> PROBLEM DETAILS
Copy every line that contains the string "data" from the entries below.
= = = =
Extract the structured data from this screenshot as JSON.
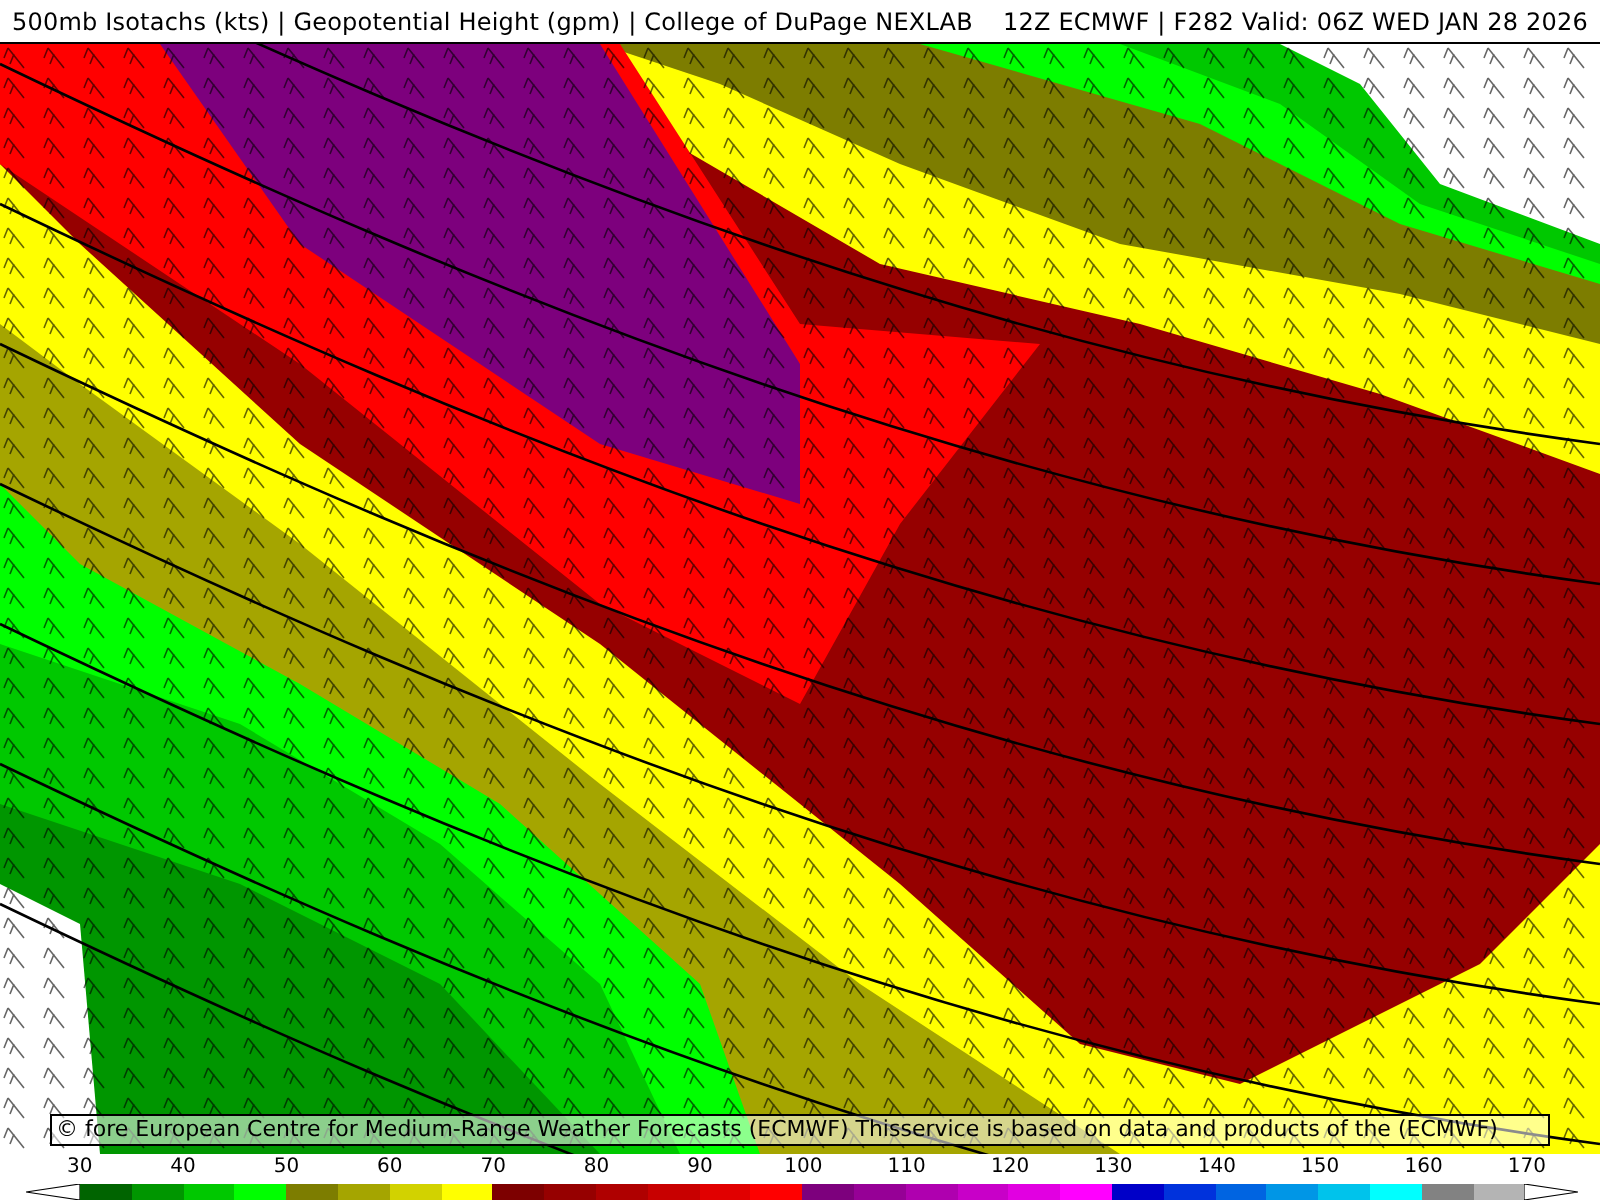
{
  "header": {
    "title": "500mb Isotachs (kts) | Geopotential Height (gpm) | College of DuPage NEXLAB",
    "run": "12Z ECMWF | F282 Valid: 06Z WED JAN 28 2026"
  },
  "attribution": "© fore European Centre for Medium-Range Weather Forecasts (ECMWF)  Thisservice is based on data and products of the (ECMWF)",
  "legend": {
    "ticks": [
      "30",
      "40",
      "50",
      "60",
      "70",
      "80",
      "90",
      "100",
      "110",
      "120",
      "130",
      "140",
      "150",
      "160",
      "170"
    ],
    "bins": [
      {
        "color": "#006400"
      },
      {
        "color": "#009600"
      },
      {
        "color": "#00c800"
      },
      {
        "color": "#00ff00"
      },
      {
        "color": "#7d7d00"
      },
      {
        "color": "#a5a500"
      },
      {
        "color": "#d2d200"
      },
      {
        "color": "#ffff00"
      },
      {
        "color": "#7d0000"
      },
      {
        "color": "#960000"
      },
      {
        "color": "#af0000"
      },
      {
        "color": "#c80000"
      },
      {
        "color": "#e10000"
      },
      {
        "color": "#ff0000"
      },
      {
        "color": "#7d007d"
      },
      {
        "color": "#960096"
      },
      {
        "color": "#af00af"
      },
      {
        "color": "#c800c8"
      },
      {
        "color": "#e100e1"
      },
      {
        "color": "#ff00ff"
      },
      {
        "color": "#0000c8"
      },
      {
        "color": "#0032dc"
      },
      {
        "color": "#0064e1"
      },
      {
        "color": "#0096e6"
      },
      {
        "color": "#00c3eb"
      },
      {
        "color": "#00ffff"
      },
      {
        "color": "#828282"
      },
      {
        "color": "#b4b4b4"
      }
    ]
  }
}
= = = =
> THE COMPLETED TASK
Extract the structured data from this screenshot as JSON.
  "attribution": "© fore European Centre for Medium-Range Weather Forecasts (ECMWF)  Thisservice is based on data and products of the (ECMWF)",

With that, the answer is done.